It is unclear when politicians will vote on the two bills. Of course, these two powerful Democratic lobby groups won`t stop advocating for their causes, even if that means waiting for several more sessions of the state legislature until New York makes a final decision on what prostitution means for women`s rights. Will New York treat the sale of women and girls for sex like any other business, or declare prostitution a form of exploitation and a male right from which women and girls must be protected? Following the closure of brothels across Europe, 16 members of the German Bundestag recently supported our gender equality model and expressed hope that brothels will remain permanently closed when the country reopens.
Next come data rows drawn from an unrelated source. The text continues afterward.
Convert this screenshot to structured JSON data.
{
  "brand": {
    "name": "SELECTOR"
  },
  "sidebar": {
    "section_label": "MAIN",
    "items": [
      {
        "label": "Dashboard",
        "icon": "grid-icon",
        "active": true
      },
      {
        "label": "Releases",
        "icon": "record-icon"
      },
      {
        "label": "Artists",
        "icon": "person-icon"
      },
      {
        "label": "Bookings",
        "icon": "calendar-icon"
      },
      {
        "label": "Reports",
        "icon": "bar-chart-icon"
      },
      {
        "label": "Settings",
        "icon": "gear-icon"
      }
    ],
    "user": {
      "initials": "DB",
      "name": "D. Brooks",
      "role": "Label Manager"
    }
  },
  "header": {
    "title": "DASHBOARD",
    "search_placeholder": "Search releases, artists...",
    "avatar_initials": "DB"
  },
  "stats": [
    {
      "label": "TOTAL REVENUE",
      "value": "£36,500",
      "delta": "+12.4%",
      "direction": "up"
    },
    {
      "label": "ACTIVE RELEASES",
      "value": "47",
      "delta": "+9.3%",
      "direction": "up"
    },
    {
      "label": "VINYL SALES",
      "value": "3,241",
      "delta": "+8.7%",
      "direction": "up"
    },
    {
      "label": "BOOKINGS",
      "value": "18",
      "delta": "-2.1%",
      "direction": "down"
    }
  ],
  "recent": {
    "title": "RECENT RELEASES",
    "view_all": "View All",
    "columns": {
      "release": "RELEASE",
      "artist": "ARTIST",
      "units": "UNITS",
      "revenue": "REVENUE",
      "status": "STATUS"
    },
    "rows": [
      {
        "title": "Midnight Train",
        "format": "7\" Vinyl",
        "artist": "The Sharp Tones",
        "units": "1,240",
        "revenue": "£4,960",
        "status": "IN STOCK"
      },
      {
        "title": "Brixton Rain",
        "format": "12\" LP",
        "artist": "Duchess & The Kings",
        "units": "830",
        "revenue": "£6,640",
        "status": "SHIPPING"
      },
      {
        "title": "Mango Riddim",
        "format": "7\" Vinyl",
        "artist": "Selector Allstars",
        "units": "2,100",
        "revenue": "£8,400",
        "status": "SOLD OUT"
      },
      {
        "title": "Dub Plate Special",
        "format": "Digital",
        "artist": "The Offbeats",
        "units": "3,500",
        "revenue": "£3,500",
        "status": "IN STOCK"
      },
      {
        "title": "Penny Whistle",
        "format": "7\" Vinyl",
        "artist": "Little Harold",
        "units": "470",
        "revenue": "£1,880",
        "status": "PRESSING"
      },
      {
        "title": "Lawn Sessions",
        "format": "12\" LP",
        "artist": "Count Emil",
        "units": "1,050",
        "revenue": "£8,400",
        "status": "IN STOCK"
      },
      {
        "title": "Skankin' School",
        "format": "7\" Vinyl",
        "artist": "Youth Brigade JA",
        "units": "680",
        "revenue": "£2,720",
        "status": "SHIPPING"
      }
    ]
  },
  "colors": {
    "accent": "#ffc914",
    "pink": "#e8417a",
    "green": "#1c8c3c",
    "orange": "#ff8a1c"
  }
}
The marketing of prostitution in Germany illustrates the evils of prostitution – the “packages” of mega-brothels that advertise beer, hot dogs and women, commercialize and dehumanize women. They are humiliating, they have no power. By refusing to prosecute cases of prostitution, New York City has joined other cities like Baltimore, which have made similar announcements as a result of ongoing discussions on decriminalizing sex work and criminal justice reform. (Other counties, such as Queens, have also announced that they will deny the prostitution allegations.) And many sex workers` rights advocates applauded the postponement.